Supergroups. They always sound so cool. Your favorite artists from your favorite bands joining forces like a musical Voltron to make magic. It so rarely actually works out. That mysterious creative alchemy required for a band to succeed is too often missing. Egos clash. Visions diverge. But then, other times, somehow, it all comes together perfectly. We asked you to pick the single greatest supergroup of all time, and you came back with great selections. Among the runners-up in the final tally: S.O.D., the Damned Things, Wear Your Wounds, Hesitation Wounds and Serpentine Dominion. But the cream of the crop? See the top five vote-getters below.
On paper, this never should have worked — one band with three high-profile, powerhouse vocalists.
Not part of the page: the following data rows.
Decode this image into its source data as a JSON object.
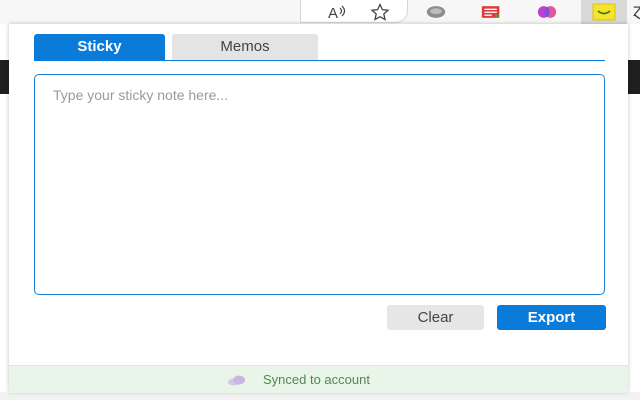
{
  "toolbar": {
    "icons": [
      "read-aloud-icon",
      "favorite-star-icon",
      "globe-extension-icon",
      "notes-extension-icon",
      "brain-extension-icon",
      "sticky-note-extension-icon"
    ],
    "edge_glyph": "Ɀ"
  },
  "popup": {
    "tabs": [
      {
        "label": "Sticky",
        "active": true
      },
      {
        "label": "Memos",
        "active": false
      }
    ],
    "note": {
      "value": "",
      "placeholder": "Type your sticky note here..."
    },
    "buttons": {
      "clear_label": "Clear",
      "export_label": "Export"
    },
    "status": {
      "text": "Synced to account",
      "icon": "cloud-icon"
    }
  },
  "colors": {
    "accent": "#0a7bd8",
    "status_bg": "#eaf5ea",
    "status_text": "#4c8a4c"
  }
}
But somehow it fuckin' does work — and really fuckin' well. Featuring Sepultura and Soulfly icon Max Cavalera, Dillinger Escape Plan's frontmaniac Greg Puciato and Mastodon singer-bassist Troy Sanders (plus, on drums, originally, At the Drive-In's Dave Elitch, and then, Converge's Ben Koller), Killer Be Killed manages to mash together elements of its constituents' more-famed projects into something catchy, crushing and shockingly cohesive. From top to bottom, the band's self-titled debut is straight fire; we can only hope that rumors of a forthcoming follow-up are legit.
A cult favorite for good reason, Fantômas are an avant-metal supergroup full of dudes from other supergroups. Man of a thousand voices Mike Patton (Faith No More, Mr. Bungle, Tomahawk and too many other projects to name here). Drummer Dave Lombardo (Slayer and too many other projects to name here). Guitarist Buzz Osborne (Melvins, Venomous Concept). Bassist Trevor Dunn (also of Mr. Bungle and Tomahawk). The band's four studio albums, two live recordings and numerous splits and singles are all as weird and wonderful as you would hope from that lineup, and live onstage, they blew minds.
How do you replace a frontman as incendiary as Zack de la Rocha? For one, you don't. For two, you enlist Chris Cornell, grunge giant with Plantian pipes. If Audioslave's self-titled debut came across a little too much like a mash-up of Rage Against the Machine and Soundgarden, the band defined their own identity on its two follow-ups, Out of Exile and Revelations, introducing elements of funk, soul and R&B into their sleek, hard-rock onslaught. Tom Morello has said there's unreleased material sitting in a vault somewhere; no word on whether we'll ever get to hear it.
Spearheaded by Guns N' Roses' Slash, Duff McKagan and Matt Sorum, this then-yet-to-be-named band embarked on an exhaustive search for a vocalist, a process that was documented by VH1. They eventually landed their white whale, Scott Weiland, who had originally declined to audition for the group while his main outfit, Stone Temple Pilots, was still active. Dubbed Velvet Revolver, a perfect moniker for their glammy, dangerous sound, the supergroup won a Grammy for 2004's "Slither," and during their six-year run, left an enduring mark on the rock landscape.
Really, could any band other than Down land at the No. 1 spot here? We think not. The all-star southern sludge collective boasts a sound as massive and monumental as its lineup, a roster filled out in its most classic incarnation by Pantera's Philip Anselmo, Corrosion of Conformity's Pepper Keenan, Crowbar's Kirk Windstein and Eyehategod's Jimmy Bower, assisted by a revolving cast of bass players: Crowbar's Todd Strange, Pantera's Rex Brown, Goatwhore's Pat Bruders. The band's seminal debut, NOLA, turns 25 later this year, making now an ideal moment to crown them the superest supergroup of them all.